Nabho Mudra or the sky mudra involves the tongue touching the upper palate and is similar to Kechari mudra. In Sanskrit, the word ‘nabha’ indicates sky and mudra means a gesture. Nabho mudra is mentioned in Gheranda Samhita and is practiced by meditators from various traditions.
Manduki Mudra or the frog gesture involves rotating the tongue inside the palate and drinking the nectar that is secreted from the top of the head. Manduki mudra is mentioned in the Gheranda Samhita.
Maha Bandha or the Great Lock combines all the three main Bandhas or locks practised by yogis – Moola Bandha, Uddiyana Bandha and Jalandhara Bandha. Maha in Sanskrit means ‘great’ or ‘supreme’ and Bandha means a lock. Maha Bandha means the great lock and is mentioned in the yogic texts Hatha Yoga Pradeepika, Gheranda Samhita and the Siva Samhita. Maha Bandha is said to activate the prana shakti thereby aiding the awakening of Kundalini Shakti at the base of the spine.
Jalandhara Bandha or the Chin Lock is one of the three main Bandhas or locks practised by yogis. Jalandhara Bandha is described in the yogic texts Hatha Yoga Pradeepika, Gheranda Samhita and the Siva Samhita. Jalandhara Bandha is said to activate the Vishuddhi Chakra.

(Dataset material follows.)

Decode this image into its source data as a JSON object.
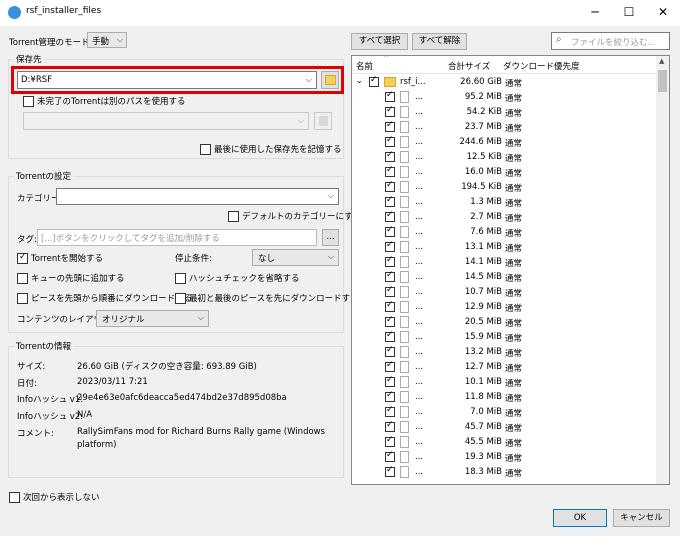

Uddiyana Bandha or the Abdominal Lock is one of the three main Bandhas or locks practised by yogis. Uddiyana Bandha is described in the yogic texts Hatha Yoga Pradeepika, Gheranda Samhita and the Siva Samhita. Uddiyana Bandha is said to activate the Manipuraka Chakra and channels the pranic energy upwards.
Moola Bandha / Mula Bandha or the Root Lock is one of the three main Bandhas or yogic locks practised by yogis. Moola in Sanskrit means ‘root’ or ‘base’ and Bandha means a lock.
Bandha or a yogic lock enables a yogi to block and direct the flow of pranic energy in certain way to change the energy pattern in the body. Bandhas not only modifies the flow of pranic energy through the nadis (energy meridians), but also modifies the flow of nerve currents in the nervous system and blood flow through the blood vessels.
Ashtanga Namaskara or the Eight-Limbed salutation is part of the Sun Salutation series of asanas. It appears as the 6th pose in the Sun Salutation or Surya Namaskara. In this pose, the body touches the ground in eight locations – the two feet (toes), the two knees, the two palms, the chest and the head. In Sanskrit, “ashta” means eight and “anga” means part. Hence the name Ashtanga Namaskara. This pose is also used by devotees for paying obeisance to deities in Indian temples.
Parvatasana or the Mountain pose is part of the Sun Salutation series of asanas. It appears as the 4th pose and the 9th pose in the Sun Salutation or Surya Namaskara. In Sanskrit “Parvata’ means mountain. The pose looks like a mountain from the sides and hence the name Parvatasana.